(In Act 3), "Romeo resolves to enter the tomb to bid a final farewell to his bride, and then to kill himself. As he is about to stab himself, Julie revives and they sing a rapturous duet of joy."
https://en.wikipedia.org/wiki/Romeo_und_Julie
"O, meine Julie"
"Beste, du lebest?"
 

·
Registered
Joined
·
6,880 Posts
Die Wahrheit der Natur, Ein Singspiel MH 118 (1769)

"Kann etwas Vergnügendes sein - Die Seele wird fröhlich..."

"The story of Die Wahrheit der Natur, or The Truth of Nature, revolves around Mentor's quest for true art, which here is aided by the three Graces, Aglaia (Brightness), Euphrosyne (Joyfulness) and Thalia (Bloom), the daughters of Nature. It is through this quest that they meet some more questionable characters including Herr Vollstreich, a vain master of song, and the boastful painter Herr von Wurmstich, as well as an ill-mannered schoolmaster and his wife. The comic text is from the allegorical poem by the Benedictine monk Florian Reichssiegel, which he based on antiquity and the tales of Greek mythology." -Stuart Sillitoe (musicweb-international.com)

"Bei zischenden Schrofen"
"Nimm von mir Aglaien hin! - Kritiker! Füllet mit..."

"Orpheus soll in der Mitte mit gespornter Laute sein"
"Der Trutzerl war a wackara Hund"
"Alexander und Philotas"
"Ich suche die Natur"
"Fähnium-Marche"
"Fürsten! Euch geht dieses an"
"Ich liebe das Essen"
 

·
Registered
Joined
·
6,880 Posts
Der Kampf der Buße und Bekehrung (1768)
The harmonies; "Jesu, der den Tod besiegt"
"Es ist nicht g'nug"
What I've found especially memorable about the work are the fluid juxtaposition of solos and choruses in the "Uns erhalte, uns regiere" (15:48), the harmonies of the extended arias such as the "Es ist nicht g'nug" (25:52), and the drama of the "Gedenk an Sinai" (32:59):
 

·
Registered
Joined
·
6,880 Posts
Is this singspiel?
an oratorio.

Die Hochzeit auf der Alm, Schäfergedicht in 2 Aufzügen MH 107 (1768)
"Wo wahre Treue die Herzen verstrickt"
"Gequaltes Herz! Entdecke mir die Wahrheit deiner pein"

Btw, it's also quite striking if you compare their similarities (in terms of general harmonic style) with Mozart's, for instance,

Gequaltes Herz:
Non so più cosa son:

Gequaltes Herz:
Missa longa K.262:

"Auf! Es kommt der Fruhling an"
"Lobet ihr Krafte den Schopfer der Welt"
"O Meine Phyllis!
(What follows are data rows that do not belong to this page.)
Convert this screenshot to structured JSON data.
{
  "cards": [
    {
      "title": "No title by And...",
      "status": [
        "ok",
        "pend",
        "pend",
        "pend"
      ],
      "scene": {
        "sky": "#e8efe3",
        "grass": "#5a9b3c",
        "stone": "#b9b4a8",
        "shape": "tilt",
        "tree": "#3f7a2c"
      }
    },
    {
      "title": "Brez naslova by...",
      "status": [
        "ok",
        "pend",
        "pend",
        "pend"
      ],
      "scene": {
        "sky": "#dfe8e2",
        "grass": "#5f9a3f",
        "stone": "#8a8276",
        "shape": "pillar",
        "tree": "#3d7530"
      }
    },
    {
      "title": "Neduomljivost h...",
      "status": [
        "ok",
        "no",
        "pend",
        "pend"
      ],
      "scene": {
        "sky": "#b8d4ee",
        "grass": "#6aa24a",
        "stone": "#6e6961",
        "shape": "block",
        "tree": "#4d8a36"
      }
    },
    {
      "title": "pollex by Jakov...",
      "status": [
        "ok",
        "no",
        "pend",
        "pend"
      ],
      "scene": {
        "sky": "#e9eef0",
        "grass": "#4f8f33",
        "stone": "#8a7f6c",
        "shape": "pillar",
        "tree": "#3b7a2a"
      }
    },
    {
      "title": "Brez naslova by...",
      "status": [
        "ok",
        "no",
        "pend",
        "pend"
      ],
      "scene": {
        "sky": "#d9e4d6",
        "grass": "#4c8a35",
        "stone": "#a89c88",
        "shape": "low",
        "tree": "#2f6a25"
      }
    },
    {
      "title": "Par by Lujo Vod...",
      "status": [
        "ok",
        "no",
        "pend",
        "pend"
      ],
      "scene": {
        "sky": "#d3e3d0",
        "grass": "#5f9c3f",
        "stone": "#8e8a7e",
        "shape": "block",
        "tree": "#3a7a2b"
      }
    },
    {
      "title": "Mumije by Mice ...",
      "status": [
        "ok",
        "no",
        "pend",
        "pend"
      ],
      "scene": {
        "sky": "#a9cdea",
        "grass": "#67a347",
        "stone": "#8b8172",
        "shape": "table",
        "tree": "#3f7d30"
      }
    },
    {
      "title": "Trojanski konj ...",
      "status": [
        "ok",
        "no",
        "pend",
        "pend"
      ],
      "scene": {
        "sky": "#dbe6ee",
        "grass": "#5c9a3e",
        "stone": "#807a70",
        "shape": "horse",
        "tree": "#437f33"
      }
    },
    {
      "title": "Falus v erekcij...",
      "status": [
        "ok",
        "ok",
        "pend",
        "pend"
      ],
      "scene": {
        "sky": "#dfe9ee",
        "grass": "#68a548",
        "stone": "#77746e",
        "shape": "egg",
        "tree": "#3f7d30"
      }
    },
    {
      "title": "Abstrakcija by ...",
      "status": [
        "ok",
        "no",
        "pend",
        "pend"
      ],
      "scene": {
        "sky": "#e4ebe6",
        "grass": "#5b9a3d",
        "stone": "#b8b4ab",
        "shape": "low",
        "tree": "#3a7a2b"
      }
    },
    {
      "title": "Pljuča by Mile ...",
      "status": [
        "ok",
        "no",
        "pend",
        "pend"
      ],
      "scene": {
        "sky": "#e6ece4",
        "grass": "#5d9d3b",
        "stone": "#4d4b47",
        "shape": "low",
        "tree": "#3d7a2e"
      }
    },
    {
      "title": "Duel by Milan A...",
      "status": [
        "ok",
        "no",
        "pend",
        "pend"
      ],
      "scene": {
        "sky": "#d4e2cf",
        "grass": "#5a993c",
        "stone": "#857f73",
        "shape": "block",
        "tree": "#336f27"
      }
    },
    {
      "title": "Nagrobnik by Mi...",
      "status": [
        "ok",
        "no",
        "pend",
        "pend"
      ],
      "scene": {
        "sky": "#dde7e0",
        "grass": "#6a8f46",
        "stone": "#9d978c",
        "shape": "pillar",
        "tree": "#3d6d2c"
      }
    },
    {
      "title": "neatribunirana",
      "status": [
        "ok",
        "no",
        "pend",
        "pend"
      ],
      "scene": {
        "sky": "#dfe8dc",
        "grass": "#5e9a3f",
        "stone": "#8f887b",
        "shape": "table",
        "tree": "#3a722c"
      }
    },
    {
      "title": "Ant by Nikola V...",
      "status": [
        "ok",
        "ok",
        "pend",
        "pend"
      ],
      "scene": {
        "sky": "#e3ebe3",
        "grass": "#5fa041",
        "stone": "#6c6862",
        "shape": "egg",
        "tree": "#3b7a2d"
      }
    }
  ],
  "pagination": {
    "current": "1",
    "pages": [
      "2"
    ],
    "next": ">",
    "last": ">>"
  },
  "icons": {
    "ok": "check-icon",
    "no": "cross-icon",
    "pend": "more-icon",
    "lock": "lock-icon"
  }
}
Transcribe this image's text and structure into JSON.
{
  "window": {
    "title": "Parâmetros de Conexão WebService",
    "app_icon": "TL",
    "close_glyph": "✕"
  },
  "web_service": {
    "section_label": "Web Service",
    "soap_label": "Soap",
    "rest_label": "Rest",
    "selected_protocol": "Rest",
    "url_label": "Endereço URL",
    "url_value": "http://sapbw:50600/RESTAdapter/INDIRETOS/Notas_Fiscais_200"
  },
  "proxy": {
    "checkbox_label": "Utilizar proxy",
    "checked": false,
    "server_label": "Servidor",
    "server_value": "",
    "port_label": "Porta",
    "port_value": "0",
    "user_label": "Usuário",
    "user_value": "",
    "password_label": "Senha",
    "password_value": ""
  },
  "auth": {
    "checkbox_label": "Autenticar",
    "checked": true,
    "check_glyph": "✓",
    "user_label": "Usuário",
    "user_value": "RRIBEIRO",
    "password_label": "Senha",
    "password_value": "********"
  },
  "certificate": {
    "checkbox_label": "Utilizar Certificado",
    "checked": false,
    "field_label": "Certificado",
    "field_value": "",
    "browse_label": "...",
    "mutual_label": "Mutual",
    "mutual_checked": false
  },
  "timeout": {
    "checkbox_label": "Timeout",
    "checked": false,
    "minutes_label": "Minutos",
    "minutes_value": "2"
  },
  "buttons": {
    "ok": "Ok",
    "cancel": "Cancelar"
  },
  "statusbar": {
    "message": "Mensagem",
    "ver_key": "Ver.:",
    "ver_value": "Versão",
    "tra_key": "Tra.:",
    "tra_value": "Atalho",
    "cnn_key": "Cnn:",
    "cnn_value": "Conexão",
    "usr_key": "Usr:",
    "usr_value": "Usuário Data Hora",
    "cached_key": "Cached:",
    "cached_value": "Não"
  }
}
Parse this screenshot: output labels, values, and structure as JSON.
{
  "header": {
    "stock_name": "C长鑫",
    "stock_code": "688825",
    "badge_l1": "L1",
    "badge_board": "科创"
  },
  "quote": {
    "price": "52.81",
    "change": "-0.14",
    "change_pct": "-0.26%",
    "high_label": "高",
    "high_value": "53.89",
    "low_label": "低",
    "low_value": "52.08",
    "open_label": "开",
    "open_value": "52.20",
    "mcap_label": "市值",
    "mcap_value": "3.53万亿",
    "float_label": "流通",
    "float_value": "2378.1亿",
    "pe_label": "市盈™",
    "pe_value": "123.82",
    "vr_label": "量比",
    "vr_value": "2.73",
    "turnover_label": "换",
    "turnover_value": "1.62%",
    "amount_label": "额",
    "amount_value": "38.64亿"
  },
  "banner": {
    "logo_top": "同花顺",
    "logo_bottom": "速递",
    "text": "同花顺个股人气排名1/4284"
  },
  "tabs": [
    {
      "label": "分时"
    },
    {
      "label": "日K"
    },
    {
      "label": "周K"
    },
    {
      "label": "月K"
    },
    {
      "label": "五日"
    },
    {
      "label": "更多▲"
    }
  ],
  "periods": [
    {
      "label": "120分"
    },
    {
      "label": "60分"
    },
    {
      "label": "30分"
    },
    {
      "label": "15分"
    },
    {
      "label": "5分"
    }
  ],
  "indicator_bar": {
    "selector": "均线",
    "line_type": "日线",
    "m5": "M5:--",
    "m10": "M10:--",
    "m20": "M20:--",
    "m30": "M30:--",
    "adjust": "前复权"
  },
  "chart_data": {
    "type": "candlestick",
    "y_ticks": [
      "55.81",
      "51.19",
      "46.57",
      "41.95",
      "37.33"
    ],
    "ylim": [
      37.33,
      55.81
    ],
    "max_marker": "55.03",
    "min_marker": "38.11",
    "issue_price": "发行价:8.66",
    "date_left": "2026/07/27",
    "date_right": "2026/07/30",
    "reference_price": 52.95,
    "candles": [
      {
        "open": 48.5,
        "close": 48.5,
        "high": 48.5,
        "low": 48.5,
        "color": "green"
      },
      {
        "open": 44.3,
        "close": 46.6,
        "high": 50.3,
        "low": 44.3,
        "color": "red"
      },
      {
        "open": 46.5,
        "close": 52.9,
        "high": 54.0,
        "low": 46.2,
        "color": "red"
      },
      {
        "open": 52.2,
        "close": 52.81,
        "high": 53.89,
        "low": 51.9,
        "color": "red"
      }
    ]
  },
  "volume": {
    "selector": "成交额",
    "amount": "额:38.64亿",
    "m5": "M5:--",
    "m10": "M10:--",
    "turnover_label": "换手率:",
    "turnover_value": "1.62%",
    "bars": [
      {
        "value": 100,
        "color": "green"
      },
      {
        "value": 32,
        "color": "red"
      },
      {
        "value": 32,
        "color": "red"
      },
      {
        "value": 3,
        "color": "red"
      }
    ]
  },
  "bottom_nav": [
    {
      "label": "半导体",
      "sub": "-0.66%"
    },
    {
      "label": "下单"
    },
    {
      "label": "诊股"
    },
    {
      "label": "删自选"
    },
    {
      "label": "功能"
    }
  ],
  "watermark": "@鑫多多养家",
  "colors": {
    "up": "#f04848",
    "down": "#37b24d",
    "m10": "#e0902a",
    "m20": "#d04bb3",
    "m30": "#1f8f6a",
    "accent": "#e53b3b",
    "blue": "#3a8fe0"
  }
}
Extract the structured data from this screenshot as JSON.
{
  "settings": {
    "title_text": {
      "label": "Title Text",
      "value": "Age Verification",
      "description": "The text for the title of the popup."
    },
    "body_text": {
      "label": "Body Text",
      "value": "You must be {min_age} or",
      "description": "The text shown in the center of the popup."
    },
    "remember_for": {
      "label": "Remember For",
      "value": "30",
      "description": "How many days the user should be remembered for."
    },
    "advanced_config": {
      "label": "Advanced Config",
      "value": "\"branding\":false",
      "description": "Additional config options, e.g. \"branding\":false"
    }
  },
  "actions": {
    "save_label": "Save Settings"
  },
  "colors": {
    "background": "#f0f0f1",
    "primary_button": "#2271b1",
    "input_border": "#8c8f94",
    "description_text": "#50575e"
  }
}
Ich lebe vergnugt"
 

·
Registered
Joined
·
6,880 Posts
I'm only aware of 'singspiel' as a style of opera used by Mozart.
One interesting thing to note about the traditional singspiels, which I posted, Die Hochzeit auf der Alm, Schäfergedicht in 2 Aufzügen MH 107 (1768) and Die Wahrheit der Natur, Ein Singspiel MH 118 (1769) is that they lack foreign influences (compared to Mozart's), for instance, they lack coloratura arias of any kind in their numbers. Instead the numbers are more Lied-like; consisting of repetitious (since they're basically poems with stanzas set to music), rustic melodies that are catchy enough to not bore the listener each time they come back.
 
1 - 20 of 59 Posts
Top